#### EXERCISE INPUTS ####

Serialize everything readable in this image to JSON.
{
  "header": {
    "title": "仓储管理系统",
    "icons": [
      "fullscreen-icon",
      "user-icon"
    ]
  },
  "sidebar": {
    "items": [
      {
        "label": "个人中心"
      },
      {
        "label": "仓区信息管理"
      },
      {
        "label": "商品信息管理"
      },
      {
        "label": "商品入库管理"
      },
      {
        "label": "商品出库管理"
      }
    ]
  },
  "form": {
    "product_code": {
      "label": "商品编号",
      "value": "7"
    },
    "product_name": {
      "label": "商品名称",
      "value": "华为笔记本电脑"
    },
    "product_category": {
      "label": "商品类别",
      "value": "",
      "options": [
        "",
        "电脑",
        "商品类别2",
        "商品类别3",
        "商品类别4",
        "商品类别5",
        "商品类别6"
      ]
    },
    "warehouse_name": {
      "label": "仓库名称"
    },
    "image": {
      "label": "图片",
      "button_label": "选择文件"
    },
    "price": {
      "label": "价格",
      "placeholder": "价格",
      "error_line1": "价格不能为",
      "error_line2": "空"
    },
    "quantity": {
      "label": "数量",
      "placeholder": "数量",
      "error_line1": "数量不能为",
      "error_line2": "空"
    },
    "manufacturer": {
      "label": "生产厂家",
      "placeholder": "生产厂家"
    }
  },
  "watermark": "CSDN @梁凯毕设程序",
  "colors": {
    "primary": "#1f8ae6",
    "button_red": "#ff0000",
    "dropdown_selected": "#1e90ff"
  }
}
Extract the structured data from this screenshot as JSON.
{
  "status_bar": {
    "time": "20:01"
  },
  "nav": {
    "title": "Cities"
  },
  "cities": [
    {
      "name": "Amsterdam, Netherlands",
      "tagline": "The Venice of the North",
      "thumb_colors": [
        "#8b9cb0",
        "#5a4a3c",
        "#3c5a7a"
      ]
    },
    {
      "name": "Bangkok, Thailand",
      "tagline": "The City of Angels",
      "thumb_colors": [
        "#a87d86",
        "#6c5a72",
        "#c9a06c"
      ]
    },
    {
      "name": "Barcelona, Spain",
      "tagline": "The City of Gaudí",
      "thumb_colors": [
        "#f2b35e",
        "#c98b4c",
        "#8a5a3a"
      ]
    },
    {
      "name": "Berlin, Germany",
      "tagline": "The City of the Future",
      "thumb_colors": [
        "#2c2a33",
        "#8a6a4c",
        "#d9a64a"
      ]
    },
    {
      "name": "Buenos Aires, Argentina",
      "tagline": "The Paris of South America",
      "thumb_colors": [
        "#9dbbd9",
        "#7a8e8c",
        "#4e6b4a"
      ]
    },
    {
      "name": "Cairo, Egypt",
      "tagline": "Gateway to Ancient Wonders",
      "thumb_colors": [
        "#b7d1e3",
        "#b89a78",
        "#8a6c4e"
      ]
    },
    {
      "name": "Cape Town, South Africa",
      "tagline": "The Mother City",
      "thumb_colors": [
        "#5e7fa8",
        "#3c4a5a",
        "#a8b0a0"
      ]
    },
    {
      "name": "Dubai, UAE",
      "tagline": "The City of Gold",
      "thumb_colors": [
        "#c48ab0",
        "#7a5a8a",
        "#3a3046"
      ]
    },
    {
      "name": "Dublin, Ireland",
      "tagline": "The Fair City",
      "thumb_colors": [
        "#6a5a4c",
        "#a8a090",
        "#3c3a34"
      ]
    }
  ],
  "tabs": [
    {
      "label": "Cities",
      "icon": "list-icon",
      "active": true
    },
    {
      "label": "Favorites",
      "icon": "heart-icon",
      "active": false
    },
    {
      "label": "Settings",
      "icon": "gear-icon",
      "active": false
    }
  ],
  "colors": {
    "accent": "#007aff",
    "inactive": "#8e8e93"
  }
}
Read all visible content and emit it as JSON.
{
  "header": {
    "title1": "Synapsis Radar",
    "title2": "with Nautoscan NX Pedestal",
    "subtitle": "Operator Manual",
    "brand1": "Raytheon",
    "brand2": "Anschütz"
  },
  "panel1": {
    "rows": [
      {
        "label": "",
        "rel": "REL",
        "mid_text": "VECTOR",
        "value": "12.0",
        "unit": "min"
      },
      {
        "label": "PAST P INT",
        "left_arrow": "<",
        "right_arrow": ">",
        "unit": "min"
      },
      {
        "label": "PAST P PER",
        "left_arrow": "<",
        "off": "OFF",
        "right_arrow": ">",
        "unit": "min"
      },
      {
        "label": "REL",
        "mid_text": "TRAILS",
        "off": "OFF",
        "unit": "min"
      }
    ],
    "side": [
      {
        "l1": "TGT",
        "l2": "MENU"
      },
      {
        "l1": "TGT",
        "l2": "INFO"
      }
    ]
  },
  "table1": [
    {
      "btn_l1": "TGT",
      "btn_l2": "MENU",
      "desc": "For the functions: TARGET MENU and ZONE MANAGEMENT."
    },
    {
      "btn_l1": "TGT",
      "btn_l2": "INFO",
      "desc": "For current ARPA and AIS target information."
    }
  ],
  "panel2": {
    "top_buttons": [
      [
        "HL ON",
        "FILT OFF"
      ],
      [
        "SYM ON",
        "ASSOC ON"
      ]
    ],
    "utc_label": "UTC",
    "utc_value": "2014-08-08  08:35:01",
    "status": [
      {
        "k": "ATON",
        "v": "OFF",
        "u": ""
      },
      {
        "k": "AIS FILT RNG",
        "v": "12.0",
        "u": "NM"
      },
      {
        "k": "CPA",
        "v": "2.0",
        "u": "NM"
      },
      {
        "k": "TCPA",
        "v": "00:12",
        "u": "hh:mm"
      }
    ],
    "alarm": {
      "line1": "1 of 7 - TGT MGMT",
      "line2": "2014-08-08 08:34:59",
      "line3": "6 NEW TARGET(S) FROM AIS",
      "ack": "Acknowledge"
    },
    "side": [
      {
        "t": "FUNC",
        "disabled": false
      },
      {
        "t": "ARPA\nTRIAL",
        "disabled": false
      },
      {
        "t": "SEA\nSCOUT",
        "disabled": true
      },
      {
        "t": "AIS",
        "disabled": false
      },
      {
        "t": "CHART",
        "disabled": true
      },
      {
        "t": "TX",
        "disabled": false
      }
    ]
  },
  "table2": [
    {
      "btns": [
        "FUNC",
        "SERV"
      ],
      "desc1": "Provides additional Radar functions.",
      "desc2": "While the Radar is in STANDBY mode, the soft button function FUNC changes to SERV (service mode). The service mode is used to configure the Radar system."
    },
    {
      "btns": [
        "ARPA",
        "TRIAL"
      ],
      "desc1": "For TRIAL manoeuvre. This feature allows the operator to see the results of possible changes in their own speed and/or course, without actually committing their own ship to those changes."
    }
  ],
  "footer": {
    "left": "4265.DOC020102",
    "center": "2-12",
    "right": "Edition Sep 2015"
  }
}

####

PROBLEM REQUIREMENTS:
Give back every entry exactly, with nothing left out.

TASK OUTPUT:
Serialize everything readable in this image to JSON.
{
  "header": {
    "title": "仓储管理系统",
    "icons": [
      "fullscreen-icon",
      "user-icon"
    ]
  },
  "sidebar": {
    "items": [
      {
        "label": "个人中心"
      },
      {
        "label": "仓区信息管理"
      },
      {
        "label": "商品信息管理"
      },
      {
        "label": "商品入库管理"
      },
      {
        "label": "商品出库管理"
      }
    ]
  },
  "form": {
    "product_code": {
      "label": "商品编号",
      "value": "7"
    },
    "product_name": {
      "label": "商品名称",
      "value": "华为笔记本电脑"
    },
    "product_category": {
      "label": "商品类别",
      "value": "",
      "options": [
        "",
        "电脑",
        "商品类别2",
        "商品类别3",
        "商品类别4",
        "商品类别5",
        "商品类别6"
      ]
    },
    "warehouse_name": {
      "label": "仓库名称"
    },
    "image": {
      "label": "图片",
      "button_label": "选择文件"
    },
    "price": {
      "label": "价格",
      "placeholder": "价格",
      "error_line1": "价格不能为",
      "error_line2": "空"
    },
    "quantity": {
      "label": "数量",
      "placeholder": "数量",
      "error_line1": "数量不能为",
      "error_line2": "空"
    },
    "manufacturer": {
      "label": "生产厂家",
      "placeholder": "生产厂家"
    }
  },
  "watermark": "CSDN @梁凯毕设程序",
  "colors": {
    "primary": "#1f8ae6",
    "button_red": "#ff0000",
    "dropdown_selected": "#1e90ff"
  }
}
Extract the structured data from this screenshot as JSON.
{
  "status_bar": {
    "time": "20:01"
  },
  "nav": {
    "title": "Cities"
  },
  "cities": [
    {
      "name": "Amsterdam, Netherlands",
      "tagline": "The Venice of the North",
      "thumb_colors": [
        "#8b9cb0",
        "#5a4a3c",
        "#3c5a7a"
      ]
    },
    {
      "name": "Bangkok, Thailand",
      "tagline": "The City of Angels",
      "thumb_colors": [
        "#a87d86",
        "#6c5a72",
        "#c9a06c"
      ]
    },
    {
      "name": "Barcelona, Spain",
      "tagline": "The City of Gaudí",
      "thumb_colors": [
        "#f2b35e",
        "#c98b4c",
        "#8a5a3a"
      ]
    },
    {
      "name": "Berlin, Germany",
      "tagline": "The City of the Future",
      "thumb_colors": [
        "#2c2a33",
        "#8a6a4c",
        "#d9a64a"
      ]
    },
    {
      "name": "Buenos Aires, Argentina",
      "tagline": "The Paris of South America",
      "thumb_colors": [
        "#9dbbd9",
        "#7a8e8c",
        "#4e6b4a"
      ]
    },
    {
      "name": "Cairo, Egypt",
      "tagline": "Gateway to Ancient Wonders",
      "thumb_colors": [
        "#b7d1e3",
        "#b89a78",
        "#8a6c4e"
      ]
    },
    {
      "name": "Cape Town, South Africa",
      "tagline": "The Mother City",
      "thumb_colors": [
        "#5e7fa8",
        "#3c4a5a",
        "#a8b0a0"
      ]
    },
    {
      "name": "Dubai, UAE",
      "tagline": "The City of Gold",
      "thumb_colors": [
        "#c48ab0",
        "#7a5a8a",
        "#3a3046"
      ]
    },
    {
      "name": "Dublin, Ireland",
      "tagline": "The Fair City",
      "thumb_colors": [
        "#6a5a4c",
        "#a8a090",
        "#3c3a34"
      ]
    }
  ],
  "tabs": [
    {
      "label": "Cities",
      "icon": "list-icon",
      "active": true
    },
    {
      "label": "Favorites",
      "icon": "heart-icon",
      "active": false
    },
    {
      "label": "Settings",
      "icon": "gear-icon",
      "active": false
    }
  ],
  "colors": {
    "accent": "#007aff",
    "inactive": "#8e8e93"
  }
}
Read all visible content and emit it as JSON.
{
  "header": {
    "title1": "Synapsis Radar",
    "title2": "with Nautoscan NX Pedestal",
    "subtitle": "Operator Manual",
    "brand1": "Raytheon",
    "brand2": "Anschütz"
  },
  "panel1": {
    "rows": [
      {
        "label": "",
        "rel": "REL",
        "mid_text": "VECTOR",
        "value": "12.0",
        "unit": "min"
      },
      {
        "label": "PAST P INT",
        "left_arrow": "<",
        "right_arrow": ">",
        "unit": "min"
      },
      {
        "label": "PAST P PER",
        "left_arrow": "<",
        "off": "OFF",
        "right_arrow": ">",
        "unit": "min"
      },
      {
        "label": "REL",
        "mid_text": "TRAILS",
        "off": "OFF",
        "unit": "min"
      }
    ],
    "side": [
      {
        "l1": "TGT",
        "l2": "MENU"
      },
      {
        "l1": "TGT",
        "l2": "INFO"
      }
    ]
  },
  "table1": [
    {
      "btn_l1": "TGT",
      "btn_l2": "MENU",
      "desc": "For the functions: TARGET MENU and ZONE MANAGEMENT."
    },
    {
      "btn_l1": "TGT",
      "btn_l2": "INFO",
      "desc": "For current ARPA and AIS target information."
    }
  ],
  "panel2": {
    "top_buttons": [
      [
        "HL ON",
        "FILT OFF"
      ],
      [
        "SYM ON",
        "ASSOC ON"
      ]
    ],
    "utc_label": "UTC",
    "utc_value": "2014-08-08  08:35:01",
    "status": [
      {
        "k": "ATON",
        "v": "OFF",
        "u": ""
      },
      {
        "k": "AIS FILT RNG",
        "v": "12.0",
        "u": "NM"
      },
      {
        "k": "CPA",
        "v": "2.0",
        "u": "NM"
      },
      {
        "k": "TCPA",
        "v": "00:12",
        "u": "hh:mm"
      }
    ],
    "alarm": {
      "line1": "1 of 7 - TGT MGMT",
      "line2": "2014-08-08 08:34:59",
      "line3": "6 NEW TARGET(S) FROM AIS",
      "ack": "Acknowledge"
    },
    "side": [
      {
        "t": "FUNC",
        "disabled": false
      },
      {
        "t": "ARPA\nTRIAL",
        "disabled": false
      },
      {
        "t": "SEA\nSCOUT",
        "disabled": true
      },
      {
        "t": "AIS",
        "disabled": false
      },
      {
        "t": "CHART",
        "disabled": true
      },
      {
        "t": "TX",
        "disabled": false
      }
    ]
  },
  "table2": [
    {
      "btns": [
        "FUNC",
        "SERV"
      ],
      "desc1": "Provides additional Radar functions.",
      "desc2": "While the Radar is in STANDBY mode, the soft button function FUNC changes to SERV (service mode). The service mode is used to configure the Radar system."
    },
    {
      "btns": [
        "ARPA",
        "TRIAL"
      ],
      "desc1": "For TRIAL manoeuvre. This feature allows the operator to see the results of possible changes in their own speed and/or course, without actually committing their own ship to those changes."
    }
  ],
  "footer": {
    "left": "4265.DOC020102",
    "center": "2-12",
    "right": "Edition Sep 2015"
  }
}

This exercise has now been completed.